# [RECORDED DATA]
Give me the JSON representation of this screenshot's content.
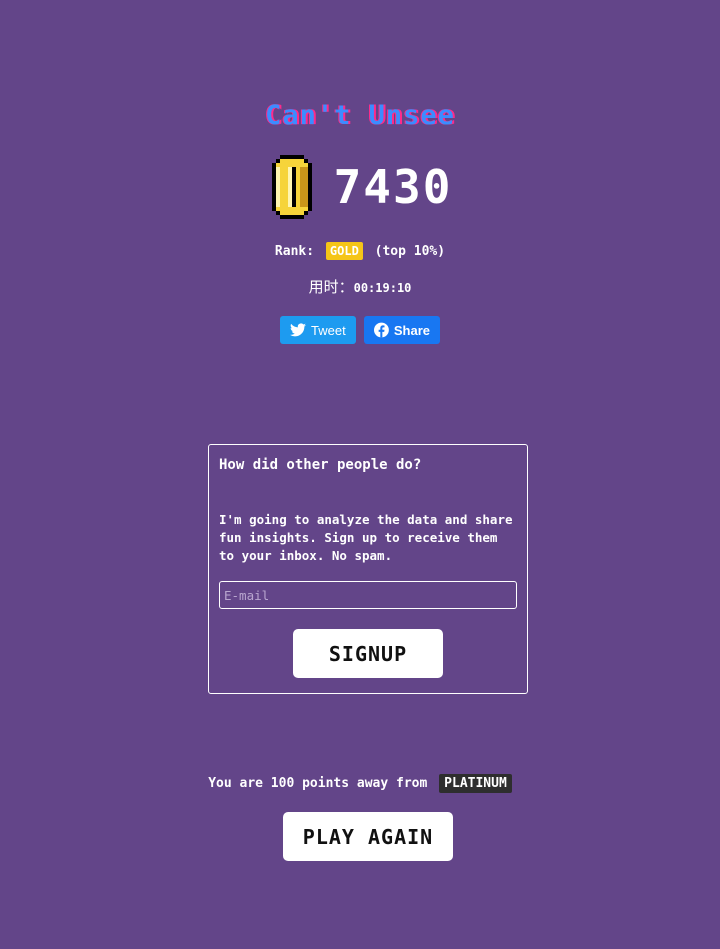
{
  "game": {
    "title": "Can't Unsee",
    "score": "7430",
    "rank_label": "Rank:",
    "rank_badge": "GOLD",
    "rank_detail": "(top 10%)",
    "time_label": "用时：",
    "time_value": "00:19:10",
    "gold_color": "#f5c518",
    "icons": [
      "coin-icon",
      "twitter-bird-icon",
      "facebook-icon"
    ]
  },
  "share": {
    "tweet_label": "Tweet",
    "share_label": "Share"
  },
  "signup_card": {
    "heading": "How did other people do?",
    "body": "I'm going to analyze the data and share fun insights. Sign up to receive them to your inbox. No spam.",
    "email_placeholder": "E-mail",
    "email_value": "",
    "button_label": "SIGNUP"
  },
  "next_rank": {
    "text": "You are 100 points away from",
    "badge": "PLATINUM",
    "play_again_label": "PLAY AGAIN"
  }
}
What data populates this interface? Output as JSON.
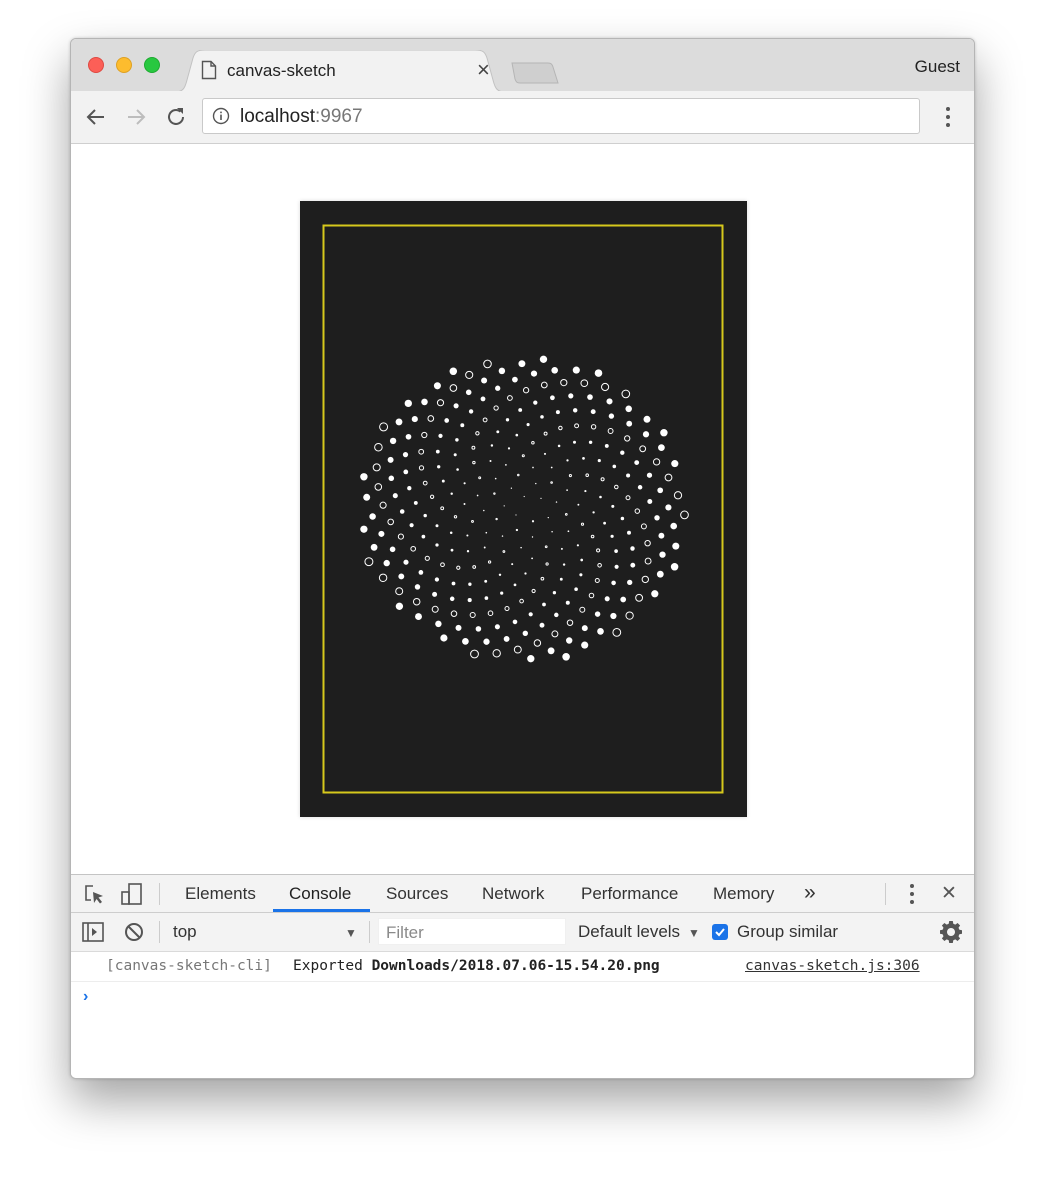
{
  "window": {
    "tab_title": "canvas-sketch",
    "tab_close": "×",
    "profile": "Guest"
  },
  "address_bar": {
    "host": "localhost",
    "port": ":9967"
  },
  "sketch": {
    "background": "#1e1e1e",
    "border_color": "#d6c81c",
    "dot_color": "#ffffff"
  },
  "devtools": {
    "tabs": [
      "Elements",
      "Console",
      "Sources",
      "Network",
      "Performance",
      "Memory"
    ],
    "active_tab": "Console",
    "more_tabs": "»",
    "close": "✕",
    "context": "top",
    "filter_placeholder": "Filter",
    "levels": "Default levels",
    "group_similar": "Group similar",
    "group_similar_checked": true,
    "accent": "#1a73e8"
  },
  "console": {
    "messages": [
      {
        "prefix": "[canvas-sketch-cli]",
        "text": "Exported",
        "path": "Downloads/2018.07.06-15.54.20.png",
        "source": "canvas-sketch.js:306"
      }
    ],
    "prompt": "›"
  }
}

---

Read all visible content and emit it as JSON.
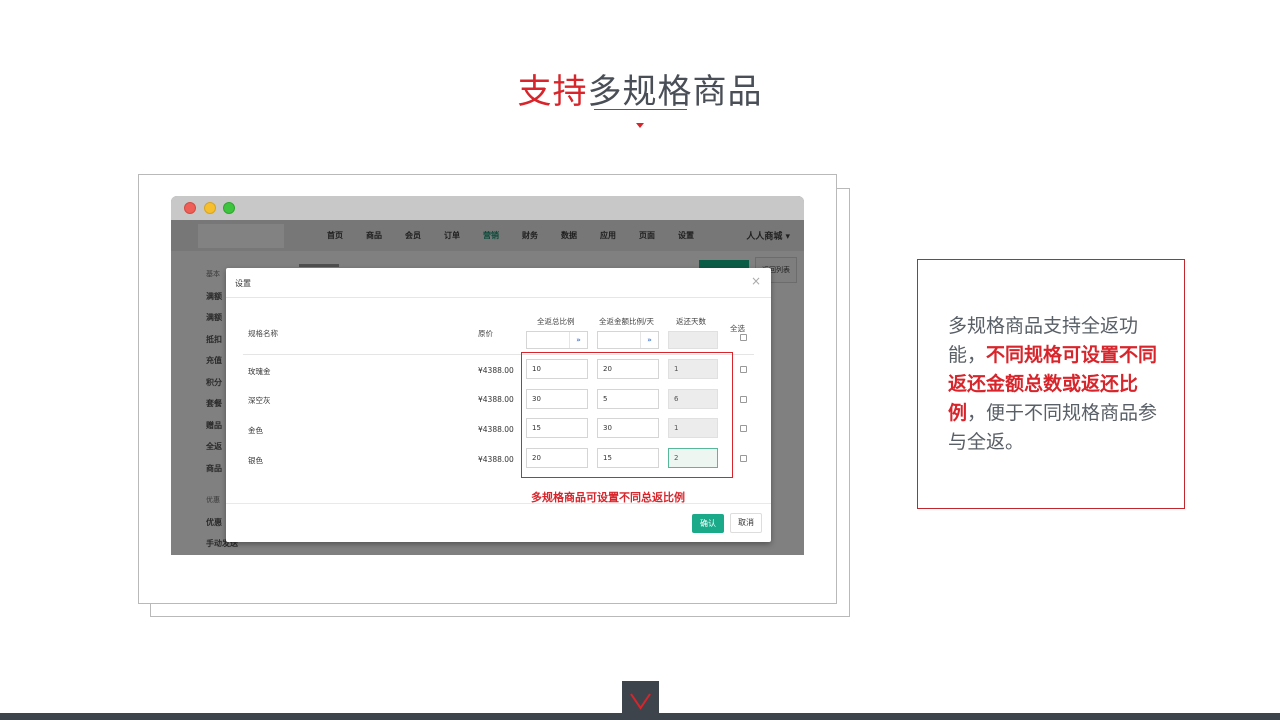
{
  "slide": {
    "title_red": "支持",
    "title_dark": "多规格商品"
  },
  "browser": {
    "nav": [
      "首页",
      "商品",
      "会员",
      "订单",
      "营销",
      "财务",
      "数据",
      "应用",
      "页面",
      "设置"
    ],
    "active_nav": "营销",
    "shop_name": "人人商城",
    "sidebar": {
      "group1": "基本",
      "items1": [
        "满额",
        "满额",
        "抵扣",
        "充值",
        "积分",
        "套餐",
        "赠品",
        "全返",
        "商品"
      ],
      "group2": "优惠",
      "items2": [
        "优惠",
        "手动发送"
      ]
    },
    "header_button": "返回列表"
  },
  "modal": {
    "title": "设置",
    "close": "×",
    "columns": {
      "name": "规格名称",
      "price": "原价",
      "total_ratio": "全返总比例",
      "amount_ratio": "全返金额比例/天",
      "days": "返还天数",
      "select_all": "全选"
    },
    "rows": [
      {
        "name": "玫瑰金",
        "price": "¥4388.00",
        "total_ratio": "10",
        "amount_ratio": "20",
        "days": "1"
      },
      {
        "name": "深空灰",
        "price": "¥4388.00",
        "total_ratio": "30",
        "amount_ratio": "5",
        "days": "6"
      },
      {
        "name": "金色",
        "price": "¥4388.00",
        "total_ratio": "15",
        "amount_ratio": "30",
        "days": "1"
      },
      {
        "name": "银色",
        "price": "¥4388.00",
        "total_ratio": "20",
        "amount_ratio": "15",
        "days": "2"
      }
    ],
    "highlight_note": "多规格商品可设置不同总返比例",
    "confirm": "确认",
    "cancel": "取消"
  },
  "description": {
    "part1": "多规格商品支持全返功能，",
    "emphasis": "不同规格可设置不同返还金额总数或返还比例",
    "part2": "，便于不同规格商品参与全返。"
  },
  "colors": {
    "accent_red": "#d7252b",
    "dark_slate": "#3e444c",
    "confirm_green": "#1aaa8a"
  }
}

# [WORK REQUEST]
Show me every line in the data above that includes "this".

# [RESULT]
Give me the JSON representation of this screenshot's content.
What data populates this interface? Output as JSON.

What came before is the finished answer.